Element data from apps and pages

=======

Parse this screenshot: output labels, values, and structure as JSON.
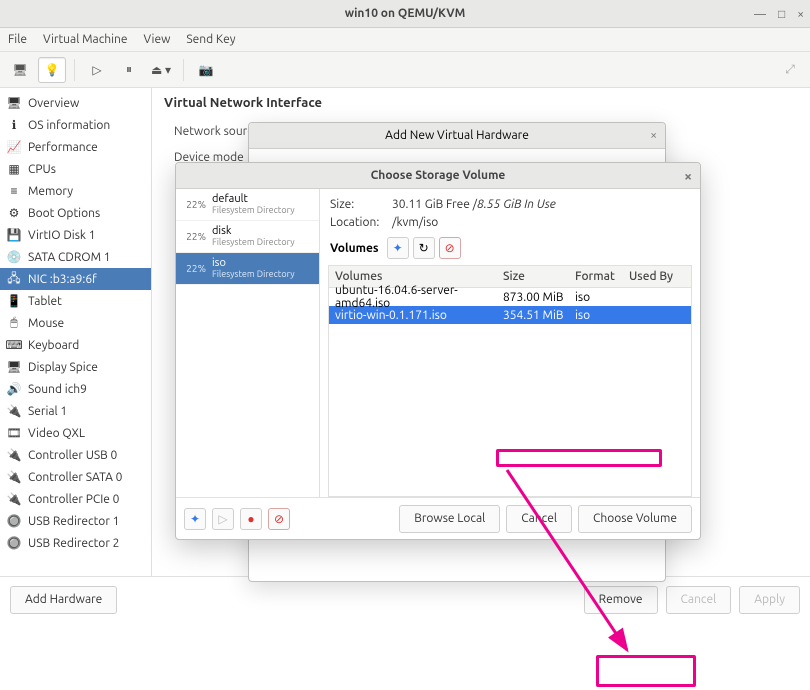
{
  "window": {
    "title": "win10 on QEMU/KVM"
  },
  "menubar": [
    "File",
    "Virtual Machine",
    "View",
    "Send Key"
  ],
  "sidebar": {
    "items": [
      {
        "label": "Overview"
      },
      {
        "label": "OS information"
      },
      {
        "label": "Performance"
      },
      {
        "label": "CPUs"
      },
      {
        "label": "Memory"
      },
      {
        "label": "Boot Options"
      },
      {
        "label": "VirtIO Disk 1"
      },
      {
        "label": "SATA CDROM 1"
      },
      {
        "label": "NIC :b3:a9:6f"
      },
      {
        "label": "Tablet"
      },
      {
        "label": "Mouse"
      },
      {
        "label": "Keyboard"
      },
      {
        "label": "Display Spice"
      },
      {
        "label": "Sound ich9"
      },
      {
        "label": "Serial 1"
      },
      {
        "label": "Video QXL"
      },
      {
        "label": "Controller USB 0"
      },
      {
        "label": "Controller SATA 0"
      },
      {
        "label": "Controller PCIe 0"
      },
      {
        "label": "USB Redirector 1"
      },
      {
        "label": "USB Redirector 2"
      }
    ],
    "selected_index": 8
  },
  "detail": {
    "heading": "Virtual Network Interface",
    "rows": [
      {
        "label": "Network source:"
      },
      {
        "label": "Device mode"
      }
    ]
  },
  "footer": {
    "add_hw": "Add Hardware",
    "remove": "Remove",
    "cancel": "Cancel",
    "apply": "Apply"
  },
  "dlg_add": {
    "title": "Add New Virtual Hardware"
  },
  "dlg_vol": {
    "title": "Choose Storage Volume",
    "size_label": "Size:",
    "size_value": "30.11 GiB Free / ",
    "size_used": "8.55 GiB In Use",
    "location_label": "Location:",
    "location_value": "/kvm/iso",
    "volumes_label": "Volumes",
    "pools": [
      {
        "pct": "22%",
        "name": "default",
        "sub": "Filesystem Directory"
      },
      {
        "pct": "22%",
        "name": "disk",
        "sub": "Filesystem Directory"
      },
      {
        "pct": "22%",
        "name": "iso",
        "sub": "Filesystem Directory"
      }
    ],
    "pool_selected": 2,
    "columns": [
      "Volumes",
      "Size",
      "Format",
      "Used By"
    ],
    "rows": [
      {
        "name": "ubuntu-16.04.6-server-amd64.iso",
        "size": "873.00 MiB",
        "fmt": "iso",
        "used": ""
      },
      {
        "name": "virtio-win-0.1.171.iso",
        "size": "354.51 MiB",
        "fmt": "iso",
        "used": ""
      }
    ],
    "row_selected": 1,
    "browse": "Browse Local",
    "cancel": "Cancel",
    "choose": "Choose Volume"
  }
}
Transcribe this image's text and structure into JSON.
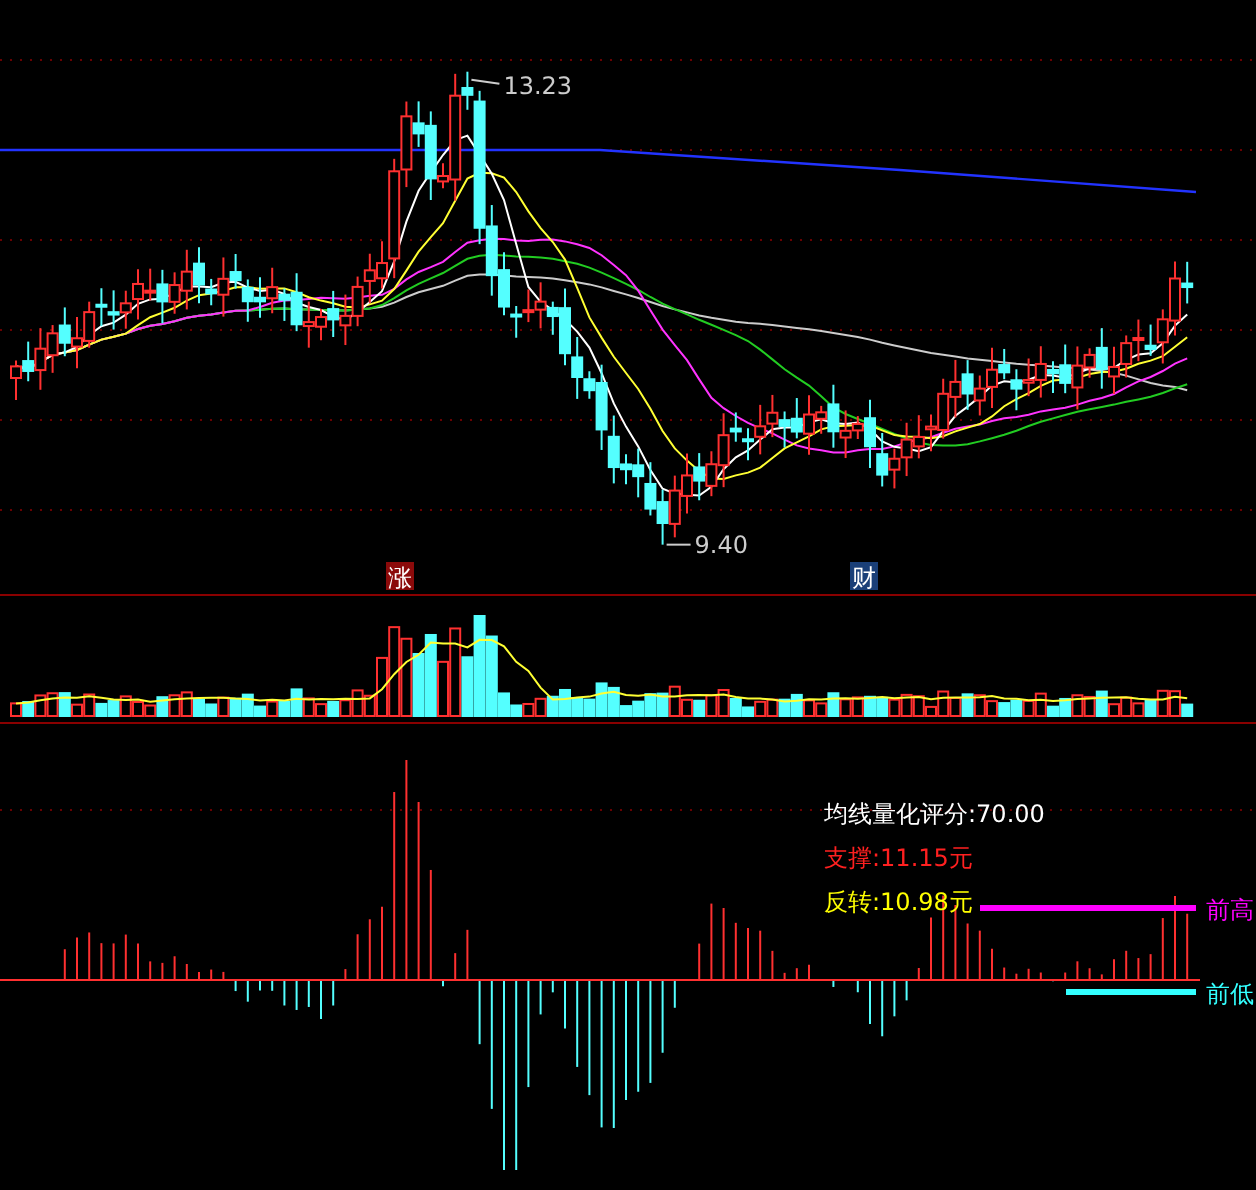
{
  "price_chart": {
    "high_label": "13.23",
    "low_label": "9.40",
    "markers": [
      {
        "text": "涨",
        "color": "#8b0a0a"
      },
      {
        "text": "财",
        "color": "#1a3f78"
      }
    ]
  },
  "indicator": {
    "readouts": [
      {
        "text": "均线量化评分:70.00",
        "color": "#ffffff"
      },
      {
        "text": "支撑:11.15元",
        "color": "#ff2020"
      },
      {
        "text": "反转:10.98元",
        "color": "#ffff00"
      }
    ],
    "levels": [
      {
        "label": "前高",
        "color": "#ff00ff"
      },
      {
        "label": "前低",
        "color": "#33ffff"
      }
    ]
  }
}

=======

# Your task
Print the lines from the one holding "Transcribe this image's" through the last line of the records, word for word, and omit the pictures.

# Solution
Transcribe this image's text and structure into JSON.
{
  "price_chart": {
    "high_label": "13.23",
    "low_label": "9.40",
    "markers": [
      {
        "text": "涨",
        "color": "#8b0a0a"
      },
      {
        "text": "财",
        "color": "#1a3f78"
      }
    ]
  },
  "indicator": {
    "readouts": [
      {
        "text": "均线量化评分:70.00",
        "color": "#ffffff"
      },
      {
        "text": "支撑:11.15元",
        "color": "#ff2020"
      },
      {
        "text": "反转:10.98元",
        "color": "#ffff00"
      }
    ],
    "levels": [
      {
        "label": "前高",
        "color": "#ff00ff"
      },
      {
        "label": "前低",
        "color": "#33ffff"
      }
    ]
  }
}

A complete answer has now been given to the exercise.